CapeNature manages more than one million hectares of land in the Western Cape, and this includes invaluable natural assets such as mountains, fynbos, water catchment areas, rivers, estuaries, and a spectacular coastline. “In September we also celebrate Heritage Month and I want to remind people that we depend on our natural heritage to sustain us as humans. Our natural assets also allow us to develop eco-tourism, which is often a valuable source of income for remote communities.”
Bredell said CapeNature is proof that State Owned Entities can be of value, if managed properly. CapeNature has seen a government funding contribution of R249.7million in 2016/17, growing by 15% to R286.8million in 2021/22. Over this same period, CapeNature managed to grow its income from eco-tourism from R34.4million to R50.6million. That is a 47% growth in revenue from a 15% increase in funding.
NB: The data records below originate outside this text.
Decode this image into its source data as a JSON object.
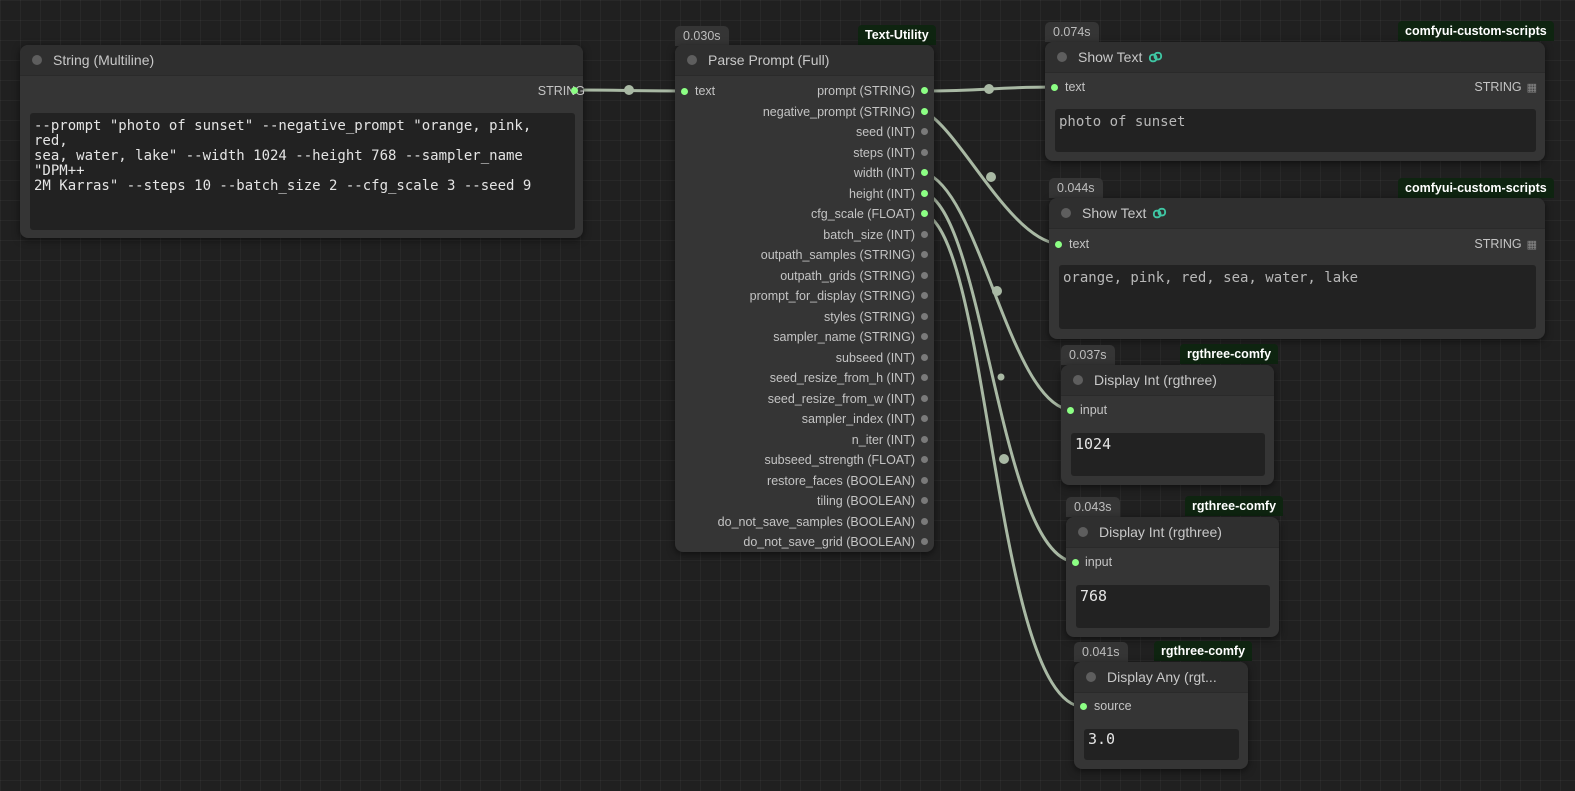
{
  "string_node": {
    "title": "String (Multiline)",
    "output_label": "STRING",
    "text": "--prompt \"photo of sunset\" --negative_prompt \"orange, pink, red,\nsea, water, lake\" --width 1024 --height 768 --sampler_name \"DPM++\n2M Karras\" --steps 10 --batch_size 2 --cfg_scale 3 --seed 9"
  },
  "parse_node": {
    "timing": "0.030s",
    "badge": "Text-Utility",
    "title": "Parse Prompt (Full)",
    "input_label": "text",
    "outputs": [
      "prompt (STRING)",
      "negative_prompt (STRING)",
      "seed (INT)",
      "steps (INT)",
      "width (INT)",
      "height (INT)",
      "cfg_scale (FLOAT)",
      "batch_size (INT)",
      "outpath_samples (STRING)",
      "outpath_grids (STRING)",
      "prompt_for_display (STRING)",
      "styles (STRING)",
      "sampler_name (STRING)",
      "subseed (INT)",
      "seed_resize_from_h (INT)",
      "seed_resize_from_w (INT)",
      "sampler_index (INT)",
      "n_iter (INT)",
      "subseed_strength (FLOAT)",
      "restore_faces (BOOLEAN)",
      "tiling (BOOLEAN)",
      "do_not_save_samples (BOOLEAN)",
      "do_not_save_grid (BOOLEAN)"
    ]
  },
  "show_text_1": {
    "timing": "0.074s",
    "badge": "comfyui-custom-scripts",
    "title": "Show Text",
    "input_label": "text",
    "output_label": "STRING",
    "value": "photo of sunset"
  },
  "show_text_2": {
    "timing": "0.044s",
    "badge": "comfyui-custom-scripts",
    "title": "Show Text",
    "input_label": "text",
    "output_label": "STRING",
    "value": "orange, pink, red, sea, water, lake"
  },
  "display_int_1": {
    "timing": "0.037s",
    "badge": "rgthree-comfy",
    "title": "Display Int (rgthree)",
    "input_label": "input",
    "value": "1024"
  },
  "display_int_2": {
    "timing": "0.043s",
    "badge": "rgthree-comfy",
    "title": "Display Int (rgthree)",
    "input_label": "input",
    "value": "768"
  },
  "display_any": {
    "timing": "0.041s",
    "badge": "rgthree-comfy",
    "title": "Display Any (rgt...",
    "input_label": "source",
    "value": "3.0"
  },
  "colors": {
    "canvas": "#202020",
    "node": "#353535",
    "slot_connected": "#8cff84",
    "link": "#a9b9a4",
    "badge_bg": "#0e2410"
  }
}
Bredell said all income from eco-tourism generated by CapeNature is ploughed back into conservation projects.
A good example of the benefits from eco-tourism in local communities is the On the Edge community restaurant at Stony Point, which CapeNature has supported since 2006. On The Edge has six permanent staff members, with five coming from the Mooiuitsig community. CapeNature has arranged for vocational training for the staff, and the restaurant also gives local students opportunities to help over school holidays as part of community development efforts. From its proceeds, the business annually gives each of the 42 households in the Mooiuitsig community vouchers for R500. Where it can, it also assists with donations for children’s education.
As part of Tourism Month, CapeNature runs a very successful Access Week promotion, where several of its reserves can be visited free of charge for a one-week period. This year, Access Week will run from the 20thto the 27Th of September.
The highest visitor count from Access Week was achieved in 2019, with 7 600 visitors. The impact of COVID-19 was reflected in only 3 744 visitors in 2020, but numbers have started to improve in 2021, with 4 781 visitors. “Please make use of this opportunity. Spending time in nature is good for reconnecting with your loved ones, as well as for your own mental wellness,” Bredell said.
CapeNature manages 31 nature reserves throughout the Western Cape, of which 27 offers diverse tourism activities to the public. For more information, visit: https://bit.ly/3QJTrPG